And now you must watch day by day till you see a much more wonderful thing. You will remember that we saw in the first lesson little plant-lice called Aphides sucking juice out of the stalks of plants. But we did not notice that they have two little horns at the end of their bodies. As they suck and suck they become too full, and the sweet juice often oozes out of these horns. You may see it standing in tiny drops on their tips.
This juice is just what the ant loves, and you may be fortunate enough to see the garden-ant take it, because she brings the aphides and puts them on daisies near her nest. She goes up behind the aphis and strokes its sides with her antennæ, so that it gives out a drop of honey from its horns.
She has another herd of these honey-cows safely hidden underground where you cannot see them. She carries them down into her galleries, and puts them on the roots of plants. There she takes care of them, just as she does of her own grubs, and keeps their eggs and young ones through the winter, ready for the next spring. In our climate ants sleep through the winter, but in warmer countries they remain awake and store up food.
When you are digging into the nest of a Garden-ant look very carefully at the roots you dig up, and you will most likely see some plant-lice on them. If you put them carefully back they will be none the worse, and the little ant will not have lost her honey-cows.
There is a small yellow ant called the Meadow-ant, which lives in great numbers on heaths and meadows, and has no sting. She keeps nearly all her honey-cows underground, putting them on the roots of the grass. Sometimes when you are ploughing up a field you may cut through one of these nests. If you do, stop a minute and watch the ants. Their first care will be for the ant-grubs and cocoons. But as soon as these are carried down you will see them fetching the little green plant-lice as carefully as if they were their own children.
The Hill-ants do not bring their cows home. They visit them on the plants, and many battles between the ants of two nests begin because one colony has interfered with the other's cows. Then the working ants turn out of both nests and fall upon each other two and two, biting with their mandibles and standing on their hind legs, each trying to squirt formic acid over its enemy. These battles often go on for some days till one party is exhausted.
The battles are fought, and the honey-cows are milked, by the working ants, of which there may be thousands in a large nest. The queen-ants do no work, beyond laying the eggs. There may be two or three queen-ants in a large nest, and they never quarrel like queen-bees. When they are laying eggs in the home they have no wings. But in the summer there will be a number of winged male and female ants growing up in the nest, and some warm day they fly out, and you may see them rising and falling in the air like gnats. Then they tumble helplessly to the ground and crawl about. The males are eaten by birds or die. None of them go back to the nest. Those of the females which are not killed have their wings pulled off by the workers, or pull them off themselves, and they go back to lay eggs, or join a new nest.
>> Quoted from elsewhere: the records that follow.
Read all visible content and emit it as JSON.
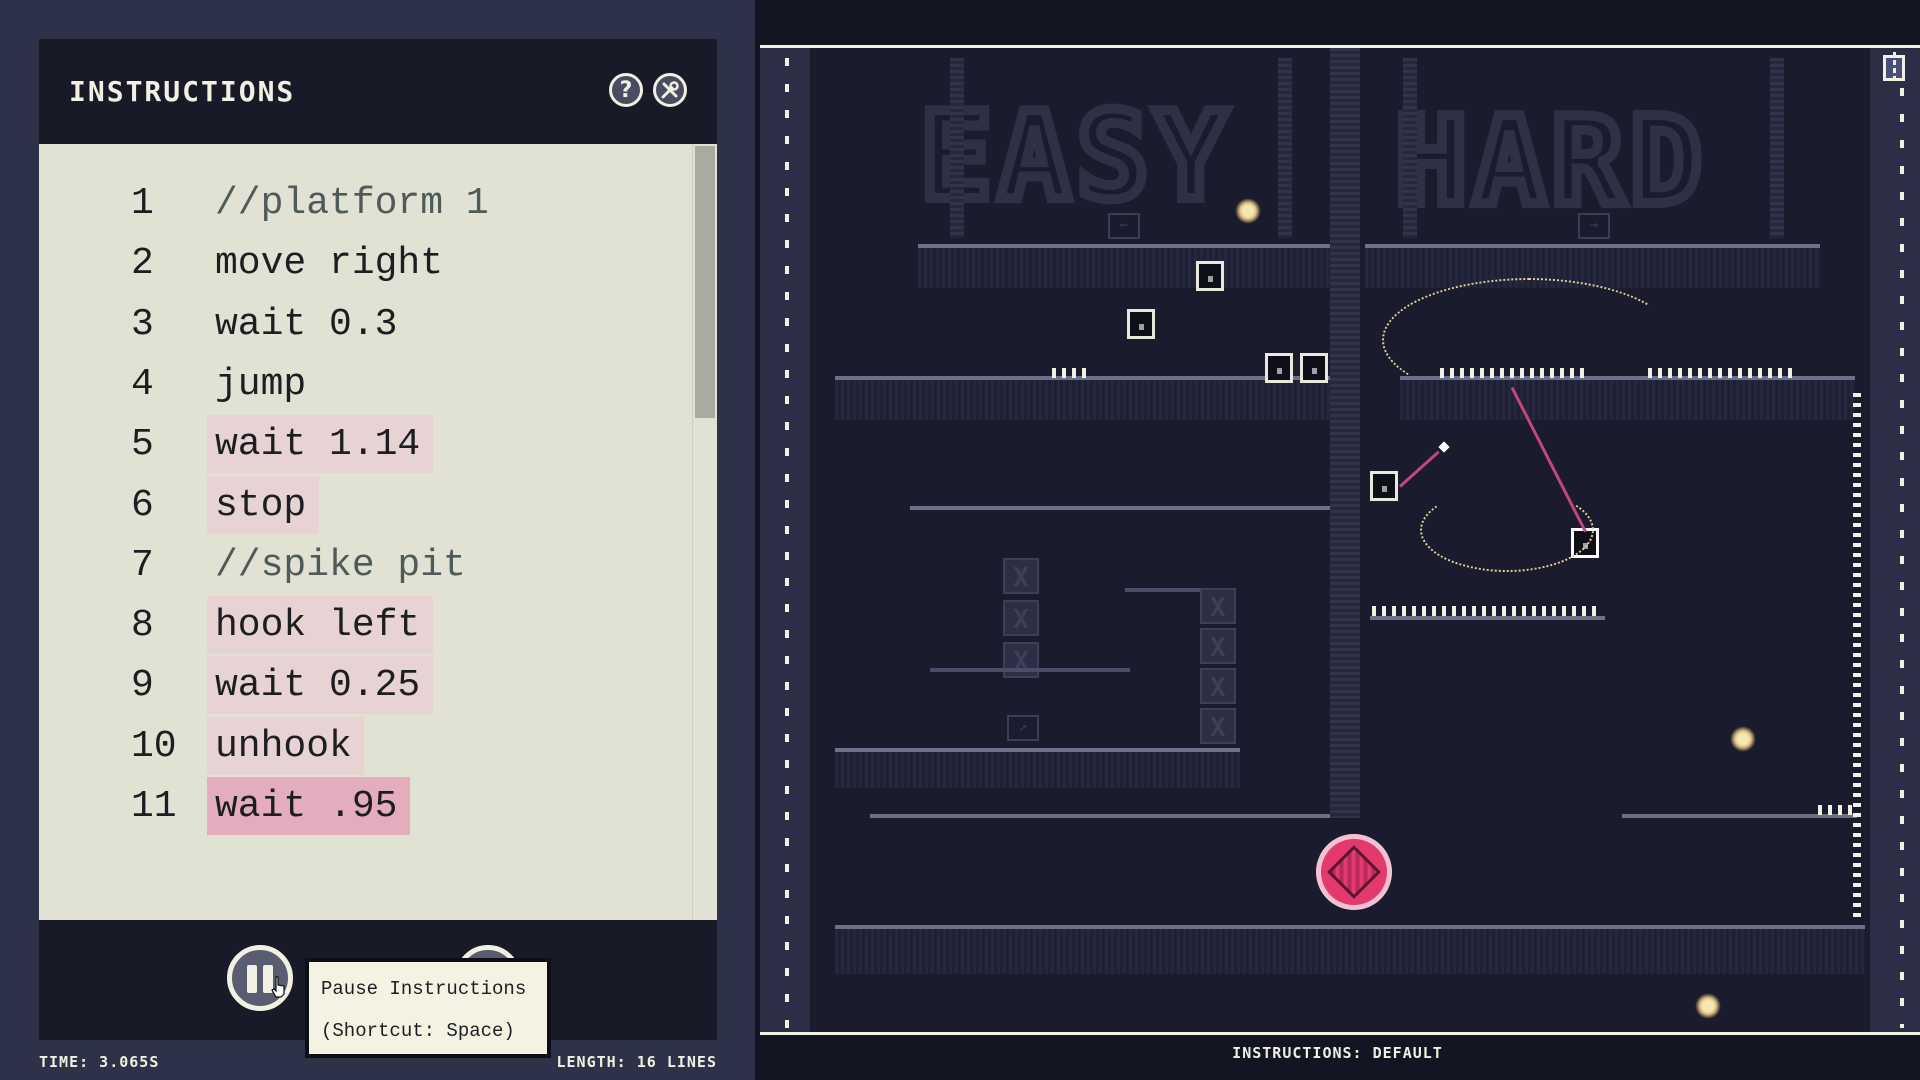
{
  "panel": {
    "title": "INSTRUCTIONS",
    "help_icon": "question-icon",
    "tools_icon": "wrench-screwdriver-icon"
  },
  "editor": {
    "lines": [
      {
        "num": "1",
        "text": "//platform 1",
        "comment": true,
        "highlight": "none"
      },
      {
        "num": "2",
        "text": "move right",
        "comment": false,
        "highlight": "none"
      },
      {
        "num": "3",
        "text": "wait 0.3",
        "comment": false,
        "highlight": "none"
      },
      {
        "num": "4",
        "text": "jump",
        "comment": false,
        "highlight": "none"
      },
      {
        "num": "5",
        "text": "wait 1.14",
        "comment": false,
        "highlight": "light"
      },
      {
        "num": "6",
        "text": "stop",
        "comment": false,
        "highlight": "light"
      },
      {
        "num": "7",
        "text": "//spike pit",
        "comment": true,
        "highlight": "none"
      },
      {
        "num": "8",
        "text": "hook left",
        "comment": false,
        "highlight": "light"
      },
      {
        "num": "9",
        "text": "wait 0.25",
        "comment": false,
        "highlight": "light"
      },
      {
        "num": "10",
        "text": "unhook",
        "comment": false,
        "highlight": "light"
      },
      {
        "num": "11",
        "text": "wait .95",
        "comment": false,
        "highlight": "active"
      }
    ],
    "scroll_fraction": 0.35
  },
  "controls": {
    "pause_icon": "pause-icon",
    "tooltip_line1": "Pause Instructions",
    "tooltip_line2": "(Shortcut: Space)"
  },
  "status": {
    "time": "TIME: 3.065S",
    "length": "LENGTH: 16 LINES",
    "instructions": "INSTRUCTIONS: DEFAULT"
  },
  "game": {
    "label_easy": "EASY",
    "label_hard": "HARD",
    "sign_easy_arrow": "←",
    "sign_hard_arrow": "→",
    "sign_lower_arrow": "↗",
    "crate_mark": "X",
    "exit_icon": "exit-door-icon"
  },
  "colors": {
    "background": "#2e3248",
    "panel_dark": "#191a28",
    "editor_bg": "#e1e2d3",
    "highlight_light": "#e7d3d3",
    "highlight_active": "#e3adbd",
    "comment": "#4f5a5a",
    "text_light": "#f1f0e2",
    "rope": "#c2477a",
    "orb": "#e3396d"
  }
}
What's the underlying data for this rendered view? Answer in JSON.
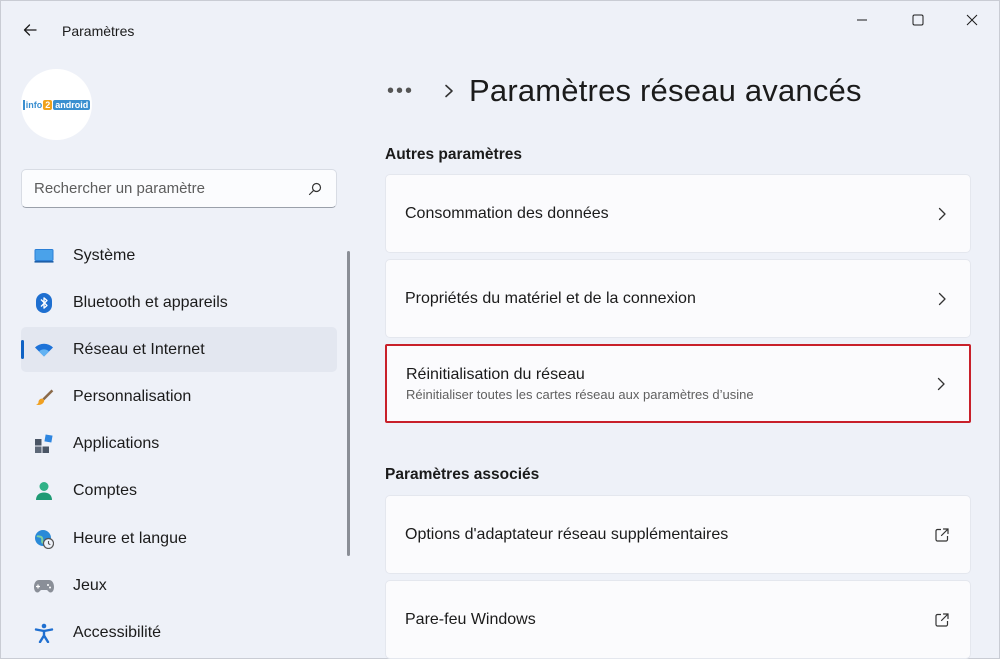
{
  "window": {
    "app_title": "Paramètres"
  },
  "sidebar": {
    "search_placeholder": "Rechercher un paramètre",
    "items": [
      {
        "label": "Système",
        "icon": "monitor-icon"
      },
      {
        "label": "Bluetooth et appareils",
        "icon": "bluetooth-icon"
      },
      {
        "label": "Réseau et Internet",
        "icon": "wifi-icon",
        "active": true
      },
      {
        "label": "Personnalisation",
        "icon": "paintbrush-icon"
      },
      {
        "label": "Applications",
        "icon": "apps-icon"
      },
      {
        "label": "Comptes",
        "icon": "person-icon"
      },
      {
        "label": "Heure et langue",
        "icon": "clock-globe-icon"
      },
      {
        "label": "Jeux",
        "icon": "gamepad-icon"
      },
      {
        "label": "Accessibilité",
        "icon": "accessibility-icon"
      }
    ]
  },
  "main": {
    "breadcrumb_more": "•••",
    "page_title": "Paramètres réseau avancés",
    "sections": [
      {
        "title": "Autres paramètres",
        "cards": [
          {
            "label": "Consommation des données",
            "action": "chevron"
          },
          {
            "label": "Propriétés du matériel et de la connexion",
            "action": "chevron"
          },
          {
            "label": "Réinitialisation du réseau",
            "sublabel": "Réinitialiser toutes les cartes réseau aux paramètres d’usine",
            "action": "chevron",
            "highlighted": true
          }
        ]
      },
      {
        "title": "Paramètres associés",
        "cards": [
          {
            "label": "Options d'adaptateur réseau supplémentaires",
            "action": "external-link"
          },
          {
            "label": "Pare-feu Windows",
            "action": "external-link"
          }
        ]
      }
    ]
  },
  "colors": {
    "accent": "#0f62c4",
    "highlight_border": "#c8202a",
    "background": "#eef1f8"
  }
}
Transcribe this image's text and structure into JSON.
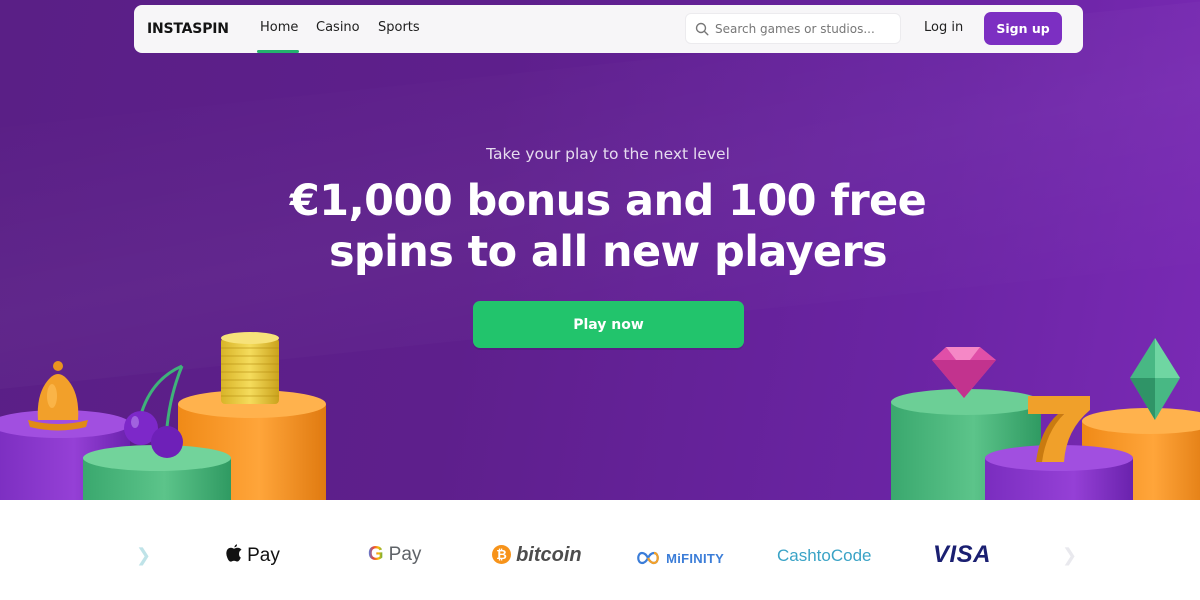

Find any ants you can. Keep them a little, feeding them with honey and giving them some earth to build. Keep a few aphides on a plant to see the honey-drops. Examine an ant's nest by opening the side; put the aphides and cocoons back carefully.